◆ Work instructions ◆
Each line below must be reproduced exactly.
Content starts
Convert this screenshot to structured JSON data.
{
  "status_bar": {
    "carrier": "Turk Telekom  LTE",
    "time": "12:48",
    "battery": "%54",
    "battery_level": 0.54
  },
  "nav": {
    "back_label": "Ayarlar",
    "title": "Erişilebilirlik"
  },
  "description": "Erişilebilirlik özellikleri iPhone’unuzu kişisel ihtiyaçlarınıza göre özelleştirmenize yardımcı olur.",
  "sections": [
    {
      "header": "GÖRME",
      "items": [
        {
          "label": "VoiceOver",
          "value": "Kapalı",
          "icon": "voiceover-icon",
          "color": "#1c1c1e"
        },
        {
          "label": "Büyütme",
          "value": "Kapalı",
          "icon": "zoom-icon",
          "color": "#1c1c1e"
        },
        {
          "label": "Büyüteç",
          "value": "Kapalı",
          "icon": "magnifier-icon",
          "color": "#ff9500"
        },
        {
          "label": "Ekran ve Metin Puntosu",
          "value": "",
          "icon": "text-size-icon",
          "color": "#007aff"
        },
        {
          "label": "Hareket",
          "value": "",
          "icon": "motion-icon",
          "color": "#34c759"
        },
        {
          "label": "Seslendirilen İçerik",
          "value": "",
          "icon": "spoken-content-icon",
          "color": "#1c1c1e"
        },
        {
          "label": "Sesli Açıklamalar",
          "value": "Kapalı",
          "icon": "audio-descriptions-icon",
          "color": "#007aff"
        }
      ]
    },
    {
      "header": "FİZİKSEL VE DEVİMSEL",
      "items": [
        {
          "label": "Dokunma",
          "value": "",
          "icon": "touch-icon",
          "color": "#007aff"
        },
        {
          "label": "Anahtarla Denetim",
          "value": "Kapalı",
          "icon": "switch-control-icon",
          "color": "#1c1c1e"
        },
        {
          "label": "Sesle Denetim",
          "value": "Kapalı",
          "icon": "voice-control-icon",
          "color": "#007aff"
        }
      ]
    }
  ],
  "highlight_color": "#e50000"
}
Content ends
◆ Your solution ◆
Convert this screenshot to structured JSON data.
{
  "status_bar": {
    "carrier": "Turk Telekom  LTE",
    "time": "12:48",
    "battery": "%54",
    "battery_level": 0.54
  },
  "nav": {
    "back_label": "Ayarlar",
    "title": "Erişilebilirlik"
  },
  "description": "Erişilebilirlik özellikleri iPhone’unuzu kişisel ihtiyaçlarınıza göre özelleştirmenize yardımcı olur.",
  "sections": [
    {
      "header": "GÖRME",
      "items": [
        {
          "label": "VoiceOver",
          "value": "Kapalı",
          "icon": "voiceover-icon",
          "color": "#1c1c1e"
        },
        {
          "label": "Büyütme",
          "value": "Kapalı",
          "icon": "zoom-icon",
          "color": "#1c1c1e"
        },
        {
          "label": "Büyüteç",
          "value": "Kapalı",
          "icon": "magnifier-icon",
          "color": "#ff9500"
        },
        {
          "label": "Ekran ve Metin Puntosu",
          "value": "",
          "icon": "text-size-icon",
          "color": "#007aff"
        },
        {
          "label": "Hareket",
          "value": "",
          "icon": "motion-icon",
          "color": "#34c759"
        },
        {
          "label": "Seslendirilen İçerik",
          "value": "",
          "icon": "spoken-content-icon",
          "color": "#1c1c1e"
        },
        {
          "label": "Sesli Açıklamalar",
          "value": "Kapalı",
          "icon": "audio-descriptions-icon",
          "color": "#007aff"
        }
      ]
    },
    {
      "header": "FİZİKSEL VE DEVİMSEL",
      "items": [
        {
          "label": "Dokunma",
          "value": "",
          "icon": "touch-icon",
          "color": "#007aff"
        },
        {
          "label": "Anahtarla Denetim",
          "value": "Kapalı",
          "icon": "switch-control-icon",
          "color": "#1c1c1e"
        },
        {
          "label": "Sesle Denetim",
          "value": "Kapalı",
          "icon": "voice-control-icon",
          "color": "#007aff"
        }
      ]
    }
  ],
  "highlight_color": "#e50000"
}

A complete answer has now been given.